Animal morphology; Heavy metals; Imposex; Temporal variations; Tributyltin; Littorina littorea (Linnaeus, 1758) [WoRMS]; ANE, Netherlands, Oosterschelde [Marine Regions]; ANE, Netherlands, Westerschelde [Marine Regions]; Marine
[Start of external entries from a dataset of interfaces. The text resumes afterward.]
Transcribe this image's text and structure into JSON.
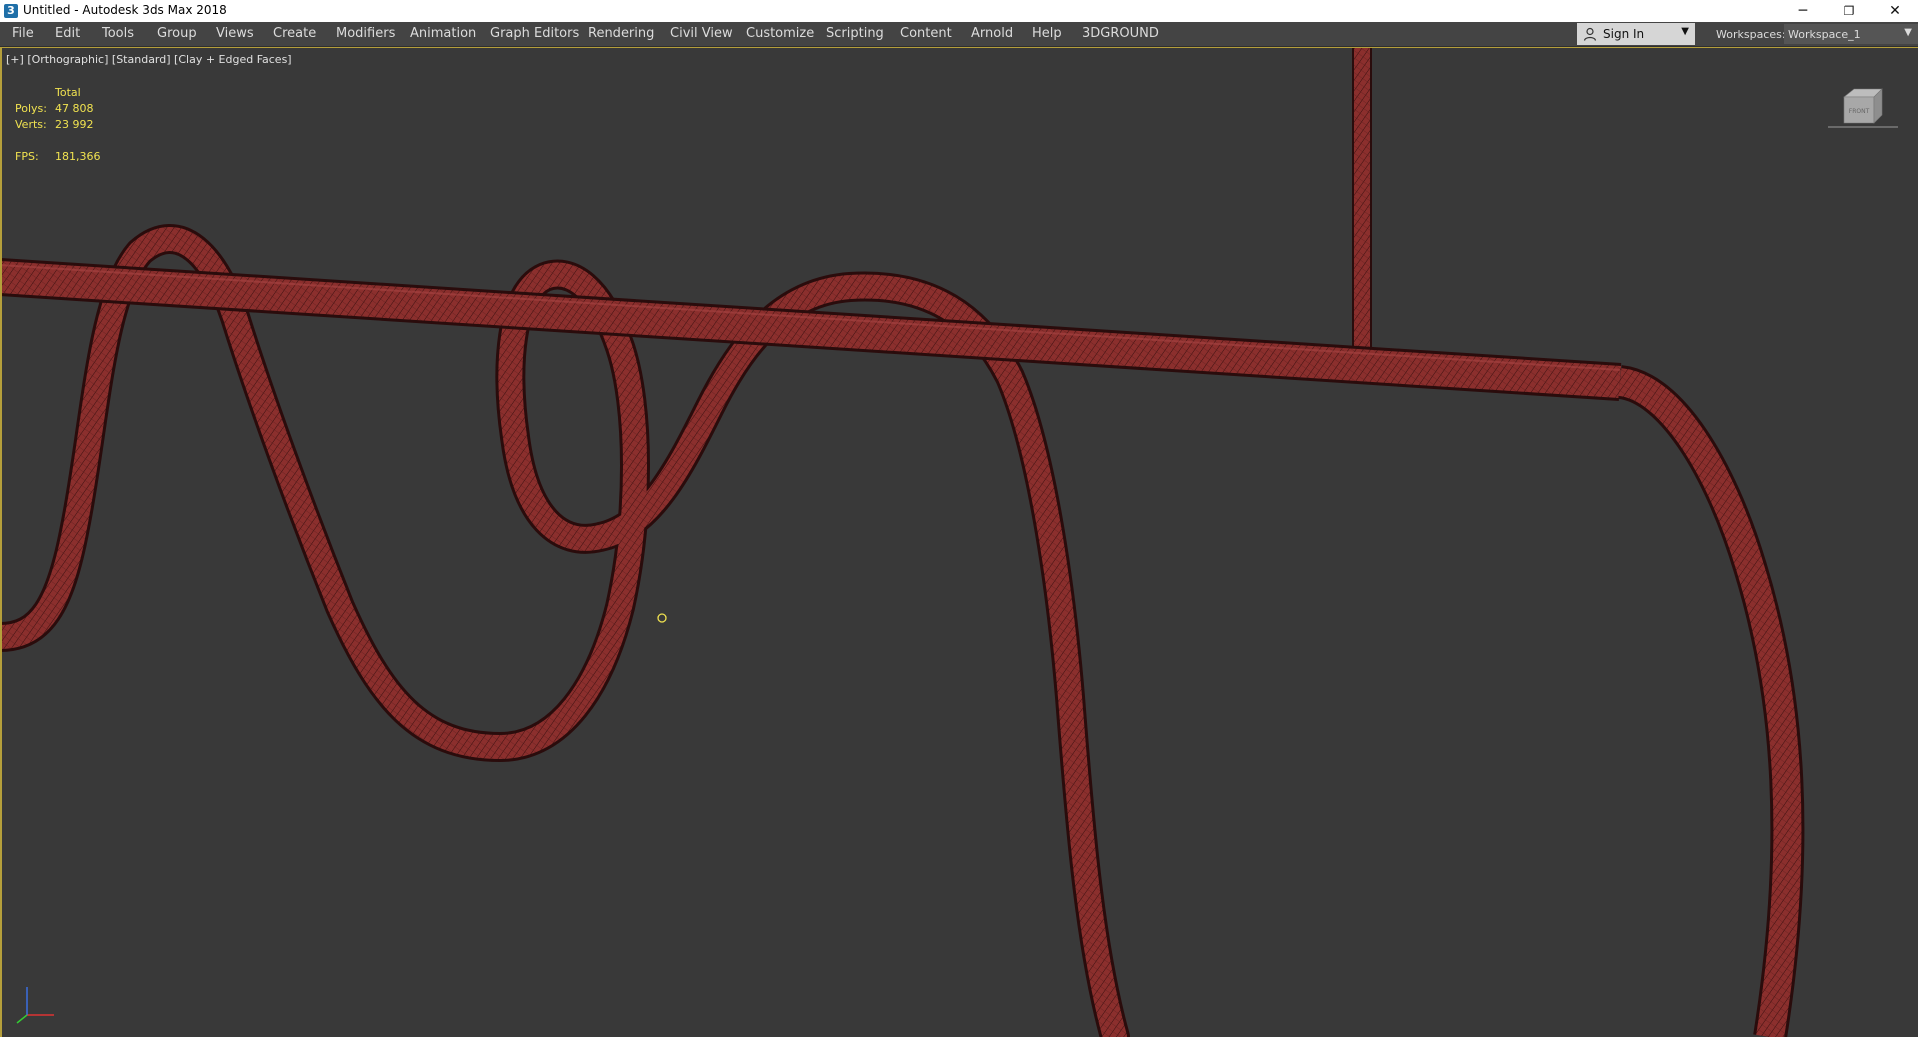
{
  "window": {
    "title": "Untitled - Autodesk 3ds Max 2018",
    "app_icon_glyph": "3",
    "controls": {
      "minimize": "─",
      "restore": "❐",
      "close": "✕"
    }
  },
  "menu": [
    "File",
    "Edit",
    "Tools",
    "Group",
    "Views",
    "Create",
    "Modifiers",
    "Animation",
    "Graph Editors",
    "Rendering",
    "Civil View",
    "Customize",
    "Scripting",
    "Content",
    "Arnold",
    "Help",
    "3DGROUND"
  ],
  "account": {
    "sign_in_label": "Sign In",
    "icon": "user-icon"
  },
  "workspaces": {
    "label": "Workspaces:",
    "value": "Workspace_1"
  },
  "viewport": {
    "label_plus": "[+]",
    "label_view": "[Orthographic]",
    "label_shading_style": "[Standard]",
    "label_shading_mode": "[Clay + Edged Faces]",
    "stats": {
      "header": "Total",
      "polys_label": "Polys:",
      "polys": "47 808",
      "verts_label": "Verts:",
      "verts": "23 992",
      "fps_label": "FPS:",
      "fps": "181,366"
    },
    "viewcube_face_label": "FRONT",
    "colors": {
      "stats_text": "#f0e250",
      "active_border": "#b59f3b",
      "tube_fill": "#8b2f2d",
      "tube_wire": "#3a1010",
      "background": "#393939"
    }
  }
}
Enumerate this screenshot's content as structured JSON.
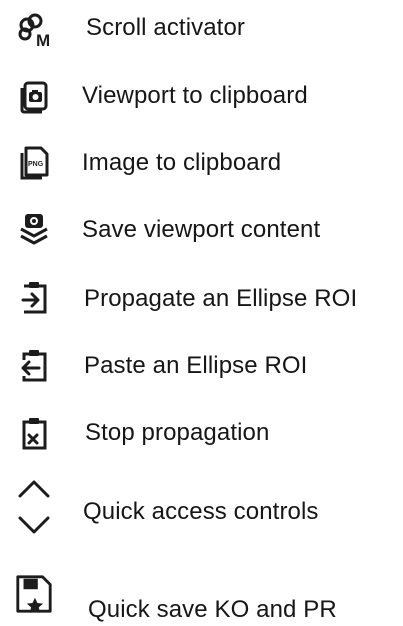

Samples of Littorina littorea were collected from six stations along the western Scheldt estuary on November 18, 2001. Additional samples were gathered from three sampling sites in the eastern Scheldt on December 23, 2001. The shell morphology, as well as the total weight and the body weights were determined and the animals were sexed. Intersex and sterility were determined in female periwinkles, whereas penis shedding incidence was determined in the male individuals. In addition, heavy metals such as Silver, Aluminum, Arsenic, Calcium, Cadmium, Cobalt, Chromium, Copper, Iron, Manganese, Nickel, Lead, and Zinc were measured in their soft tissues using inductively coupled plasma atomic emission spectrophotometry (ICP-AES). The current morphological results more or less agree with previous studies performed along the same study area, showing that the variation was not randomly distributed. However, as shown from our data, salinity and metal pollution alone cannot explain the morphological structuring, as animals from the most polluted and least saline like sites seem to attain comparable shell sizes compared to animals that live on less polluted environments. The highest intersex incidence was observed in Borsele, the site closest to the harbor of Vlissingen where TBT levels were expected to be high, probably due to the presence of boats bigger than 25 m. Similarly, sterility percentage followed intersex patterns whereby the number of sterile females was highest in those areas that had the highest ISI values. However, the highest ISI value observed in the present study (Borsele = 0.882) was lower than what has been observed in the same area in a 1998 survey (ISI = 1.26), and was even much lower than those recorded in some heavily polluted German ports (ISI >3.0). The metal gradients, which are known to exist in the western Scheldt, were also found in the present study. Our results further revealed that the eastern Scheldt is relatively clean compared to the western Scheldt as manifested by the metal levels detected in the animals' soft tissues. However, in comparison with a previously performed heavy metal survey (1998) in L. littorea at the same study area, tissue heavy metal levels have increased. Further more, a correlation was observed between heavy metals and the morphology of female L. littorea, an indication of a possible influence of heavy metal pollution on the morphology of female L. littorea